Since I last wrote, I have been a busy lady. I said I was working my way through a to do list and I meant it. I swam Lake Windermere, raising money for the MS Society; I joined a choir and performed at City Hall in Hull (including a single line solo – see, I told you I could sing just a bit without disgracing myself. Oh and I am the Viking FM region (Yorkshire and North Lincolnshire) Teacher of the Year! No kidding. One of my classes nominated me – I didn’t even know, nor did I bribe them. I mean, I would have bribed them if I had even known that Teacher of the Year was a thing, but I had no idea until my students informed me that I was in the final three. So, I treated myself to a fancy frock (one that matched my fanciest walking stick) and attended the awards ceremony, only to discover that I had gone and won it! I have to admit that I was more than a little disappointed that Viking FM hadn’t gone to the trouble of lining you up as a surprise to hand over the stylish glass trophy, but it was a wonderful evening nevertheless. Me, teacher of the year. Go me!

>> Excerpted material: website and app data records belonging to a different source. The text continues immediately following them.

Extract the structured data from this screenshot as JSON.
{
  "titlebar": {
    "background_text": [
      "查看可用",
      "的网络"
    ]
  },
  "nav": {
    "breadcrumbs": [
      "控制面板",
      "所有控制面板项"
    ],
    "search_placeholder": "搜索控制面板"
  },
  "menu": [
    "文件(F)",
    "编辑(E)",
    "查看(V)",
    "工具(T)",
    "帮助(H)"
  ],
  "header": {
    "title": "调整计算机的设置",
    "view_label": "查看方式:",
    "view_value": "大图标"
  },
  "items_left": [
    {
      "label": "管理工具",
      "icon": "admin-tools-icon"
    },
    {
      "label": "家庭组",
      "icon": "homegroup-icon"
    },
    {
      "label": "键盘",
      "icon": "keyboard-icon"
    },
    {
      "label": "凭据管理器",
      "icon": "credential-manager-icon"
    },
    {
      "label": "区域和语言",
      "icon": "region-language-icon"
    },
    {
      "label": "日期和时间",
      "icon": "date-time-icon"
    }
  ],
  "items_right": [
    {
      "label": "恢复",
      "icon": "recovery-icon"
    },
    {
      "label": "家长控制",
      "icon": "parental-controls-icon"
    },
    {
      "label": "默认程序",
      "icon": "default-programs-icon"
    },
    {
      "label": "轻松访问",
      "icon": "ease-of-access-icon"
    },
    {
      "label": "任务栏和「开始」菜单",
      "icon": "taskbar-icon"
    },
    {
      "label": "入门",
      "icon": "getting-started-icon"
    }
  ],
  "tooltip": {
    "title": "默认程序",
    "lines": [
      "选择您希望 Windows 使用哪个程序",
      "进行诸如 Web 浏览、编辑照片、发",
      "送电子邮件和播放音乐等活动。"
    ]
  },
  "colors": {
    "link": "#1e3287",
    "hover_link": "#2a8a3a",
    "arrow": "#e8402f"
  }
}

I have also signed up for Masters level study, as a really quite mature (enough to embarrass my first-year-REAL-like-living-there-and-being-drunk-and-stuff son) student.
I have conducted a choir of about 180 teenagers (some quite reluctant, if I am honest, even though I pretended not to notice) singing a song of my own composition (The Archer House Song. Because we are in Archer House, and it is our song, you see?) in a competition. Okay, we came third, but a student I teach and mentor was in the winning house and gave a speech in front of the whole school, having suffered from panic attacks and anxiety for the past two years, so it was absolutely, hand on heart worth it to see her overcome her fears. I mean, losing hurts but silver linings and all that!
I had a go at Ramadan. I fasted for a very, very long summer day, and gained a new-found respect for anyone who can go that long without food in the name of religious commitment. Especially if they can do so without hallucinating that vegetables can talk to you. I may have hallucinated slightly come early evening. It was a long day.
I have spent a month alcohol-free, which – let me tell you – is no mean feat for a secondary school teacher. I have just realised how bad it sounds that I am citing this as one of my major achievements of the past few months. It was on the list, I did it. That’s all I’m saying.
So, speaking of the list, you are still very much on it. I haven’t given up hope. Just one, teeny tiny song. A verse. Hell, a line. I would take a line. Gratefully. And I would pin up a picture of you and me singing this line (any, you choose… feel free to make it a long line, like maybe a verse-length line…?) and put it up on my classroom wall, next to the hideous photo of me in a wetsuit on the shores of Windermere, and the glass TEACHER OF THE YEAR award, and the photo of me, walking stick in hand, hobbling over the finish line of the 5km colour run in Cleethorpes I completed with a friend last summer, just to say that I could, and the caption that says;
“Don’t let anyone tell you can’t. Especially if that anyone is you.”
I would point to this picture (sitting beside your signed photo, just saying!) and remind my students, perhaps until they start to pick it up and threaten me with it, that they can do anything they set their minds to and their hearts on. Whether you will sing with me or not, I truly believe that this is true. Of course, you could just provide me with a little more back up evidence…
Yours, still hopeful,
A follow-up to the original letter, here: